Pictures must be dropped from the copy of the entries below; all else is returned exactly.

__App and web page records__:
-- Opening Marker --
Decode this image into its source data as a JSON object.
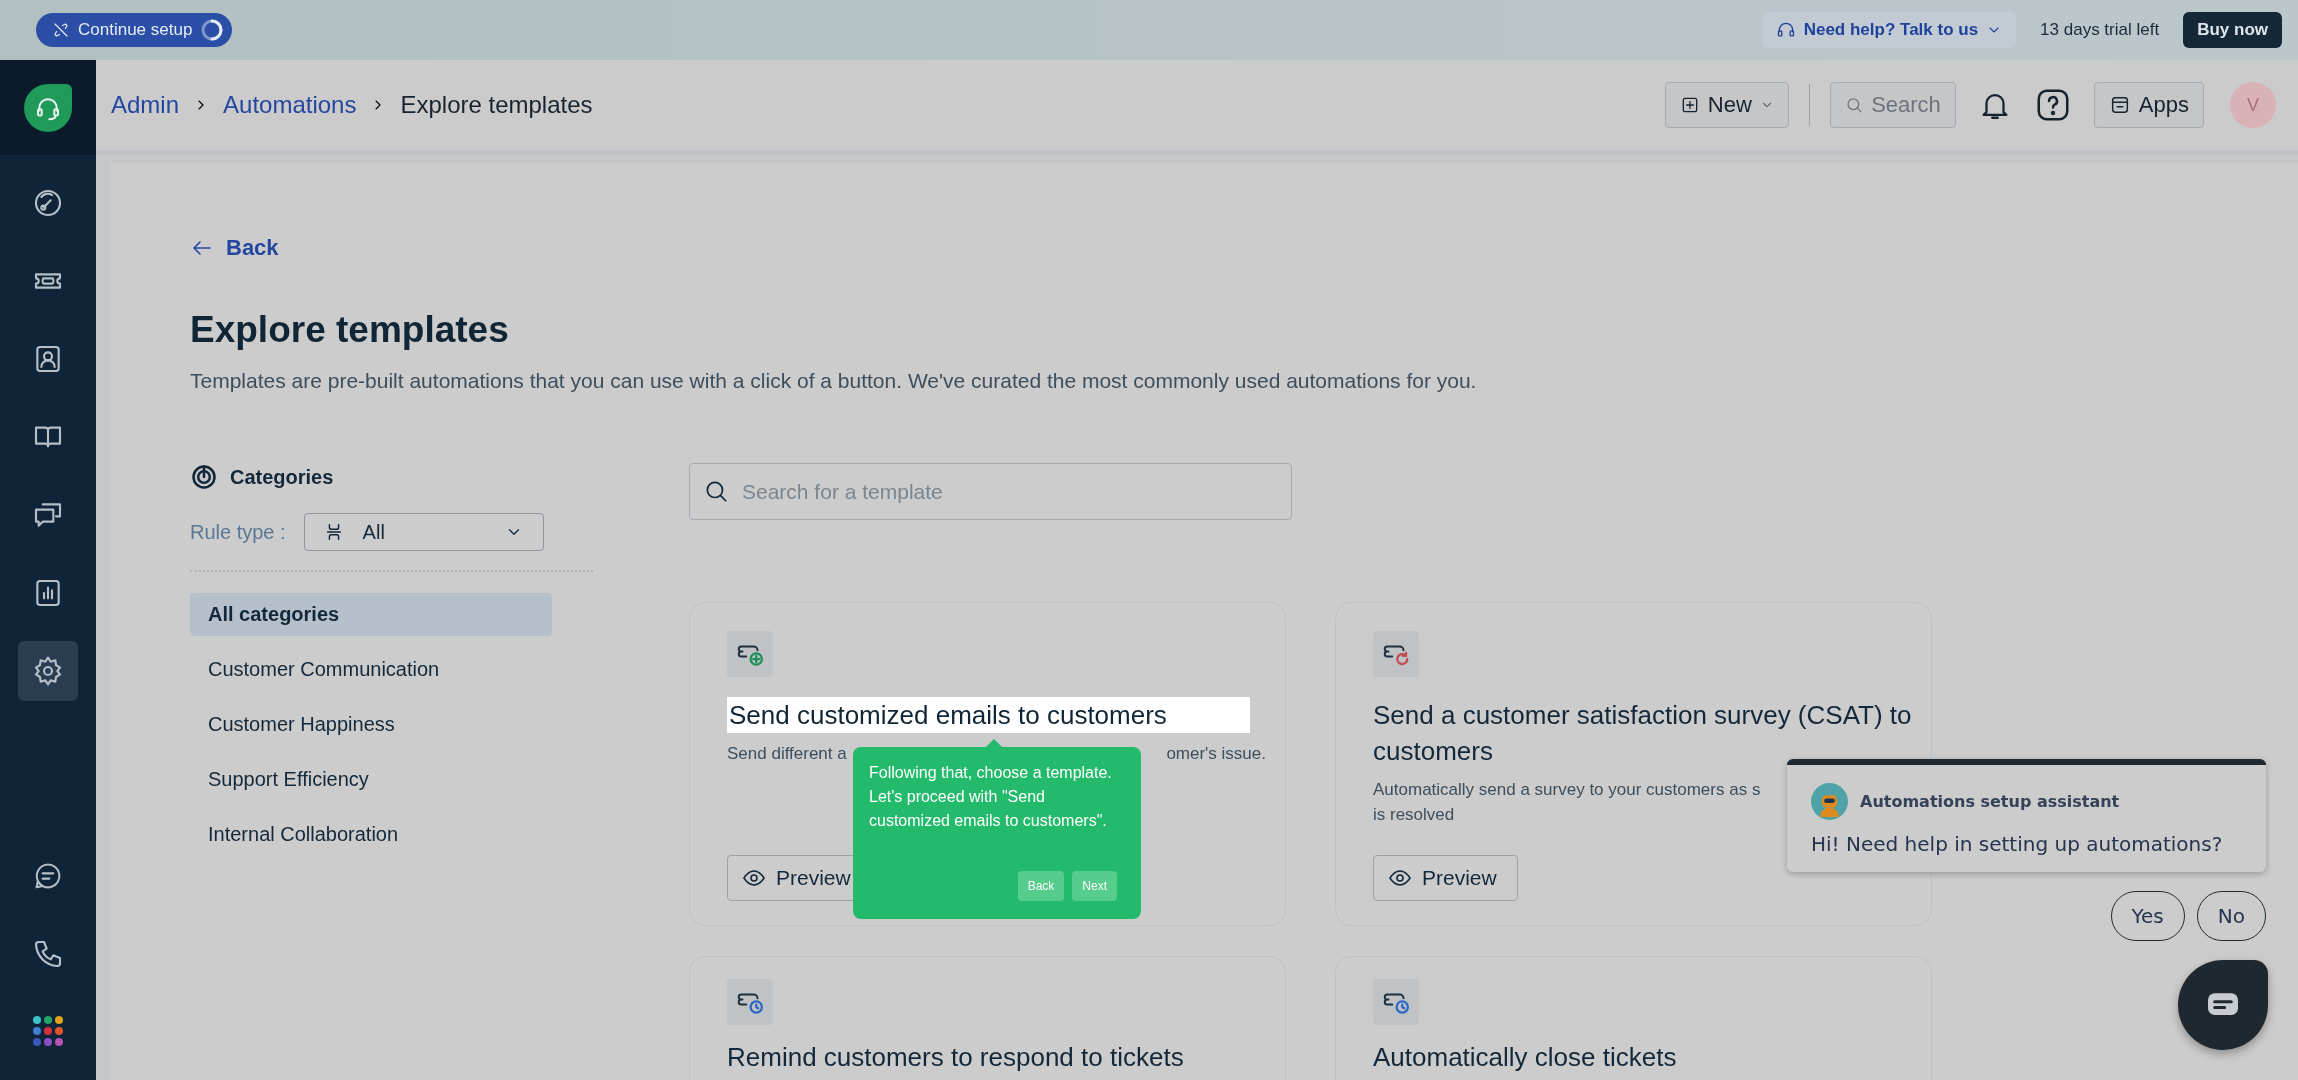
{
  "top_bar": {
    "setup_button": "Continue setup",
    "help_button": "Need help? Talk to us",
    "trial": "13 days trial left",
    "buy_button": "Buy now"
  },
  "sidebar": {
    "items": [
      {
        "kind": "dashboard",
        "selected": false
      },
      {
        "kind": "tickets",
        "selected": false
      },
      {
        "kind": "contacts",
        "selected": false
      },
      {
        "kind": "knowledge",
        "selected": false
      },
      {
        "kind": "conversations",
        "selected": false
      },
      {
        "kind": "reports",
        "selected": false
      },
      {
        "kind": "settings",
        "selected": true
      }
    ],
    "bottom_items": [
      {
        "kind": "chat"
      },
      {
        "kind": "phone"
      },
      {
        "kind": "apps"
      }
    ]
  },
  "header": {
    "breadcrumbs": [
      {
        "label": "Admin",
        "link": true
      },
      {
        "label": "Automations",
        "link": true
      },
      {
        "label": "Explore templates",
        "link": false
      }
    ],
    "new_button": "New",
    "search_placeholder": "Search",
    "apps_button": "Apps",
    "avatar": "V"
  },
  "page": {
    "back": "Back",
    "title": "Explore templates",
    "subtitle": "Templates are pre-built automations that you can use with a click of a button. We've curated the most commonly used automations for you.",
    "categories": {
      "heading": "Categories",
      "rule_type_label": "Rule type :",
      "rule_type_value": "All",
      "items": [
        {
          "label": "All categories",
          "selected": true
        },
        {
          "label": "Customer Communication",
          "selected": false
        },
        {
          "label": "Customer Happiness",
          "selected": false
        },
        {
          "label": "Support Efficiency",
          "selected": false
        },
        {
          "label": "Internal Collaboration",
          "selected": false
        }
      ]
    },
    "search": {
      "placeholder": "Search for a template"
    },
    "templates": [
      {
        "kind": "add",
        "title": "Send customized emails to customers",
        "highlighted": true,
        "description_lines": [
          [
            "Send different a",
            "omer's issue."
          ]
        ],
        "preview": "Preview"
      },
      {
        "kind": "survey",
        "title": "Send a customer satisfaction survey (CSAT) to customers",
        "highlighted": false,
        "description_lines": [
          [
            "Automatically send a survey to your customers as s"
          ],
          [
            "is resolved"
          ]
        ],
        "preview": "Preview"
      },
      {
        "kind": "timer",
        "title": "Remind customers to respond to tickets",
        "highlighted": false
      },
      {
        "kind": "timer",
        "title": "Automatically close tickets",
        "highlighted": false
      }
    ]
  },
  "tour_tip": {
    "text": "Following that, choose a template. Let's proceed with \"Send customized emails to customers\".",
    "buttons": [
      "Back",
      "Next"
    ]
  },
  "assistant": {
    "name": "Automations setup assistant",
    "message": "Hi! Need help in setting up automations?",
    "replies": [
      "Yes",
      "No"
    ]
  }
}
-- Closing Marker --
__Solution to this problem__:
Decode this image into its source data as a JSON object.
{
  "top_bar": {
    "setup_button": "Continue setup",
    "help_button": "Need help? Talk to us",
    "trial": "13 days trial left",
    "buy_button": "Buy now"
  },
  "sidebar": {
    "items": [
      {
        "kind": "dashboard",
        "selected": false
      },
      {
        "kind": "tickets",
        "selected": false
      },
      {
        "kind": "contacts",
        "selected": false
      },
      {
        "kind": "knowledge",
        "selected": false
      },
      {
        "kind": "conversations",
        "selected": false
      },
      {
        "kind": "reports",
        "selected": false
      },
      {
        "kind": "settings",
        "selected": true
      }
    ],
    "bottom_items": [
      {
        "kind": "chat"
      },
      {
        "kind": "phone"
      },
      {
        "kind": "apps"
      }
    ]
  },
  "header": {
    "breadcrumbs": [
      {
        "label": "Admin",
        "link": true
      },
      {
        "label": "Automations",
        "link": true
      },
      {
        "label": "Explore templates",
        "link": false
      }
    ],
    "new_button": "New",
    "search_placeholder": "Search",
    "apps_button": "Apps",
    "avatar": "V"
  },
  "page": {
    "back": "Back",
    "title": "Explore templates",
    "subtitle": "Templates are pre-built automations that you can use with a click of a button. We've curated the most commonly used automations for you.",
    "categories": {
      "heading": "Categories",
      "rule_type_label": "Rule type :",
      "rule_type_value": "All",
      "items": [
        {
          "label": "All categories",
          "selected": true
        },
        {
          "label": "Customer Communication",
          "selected": false
        },
        {
          "label": "Customer Happiness",
          "selected": false
        },
        {
          "label": "Support Efficiency",
          "selected": false
        },
        {
          "label": "Internal Collaboration",
          "selected": false
        }
      ]
    },
    "search": {
      "placeholder": "Search for a template"
    },
    "templates": [
      {
        "kind": "add",
        "title": "Send customized emails to customers",
        "highlighted": true,
        "description_lines": [
          [
            "Send different a",
            "omer's issue."
          ]
        ],
        "preview": "Preview"
      },
      {
        "kind": "survey",
        "title": "Send a customer satisfaction survey (CSAT) to customers",
        "highlighted": false,
        "description_lines": [
          [
            "Automatically send a survey to your customers as s"
          ],
          [
            "is resolved"
          ]
        ],
        "preview": "Preview"
      },
      {
        "kind": "timer",
        "title": "Remind customers to respond to tickets",
        "highlighted": false
      },
      {
        "kind": "timer",
        "title": "Automatically close tickets",
        "highlighted": false
      }
    ]
  },
  "tour_tip": {
    "text": "Following that, choose a template. Let's proceed with \"Send customized emails to customers\".",
    "buttons": [
      "Back",
      "Next"
    ]
  },
  "assistant": {
    "name": "Automations setup assistant",
    "message": "Hi! Need help in setting up automations?",
    "replies": [
      "Yes",
      "No"
    ]
  }
}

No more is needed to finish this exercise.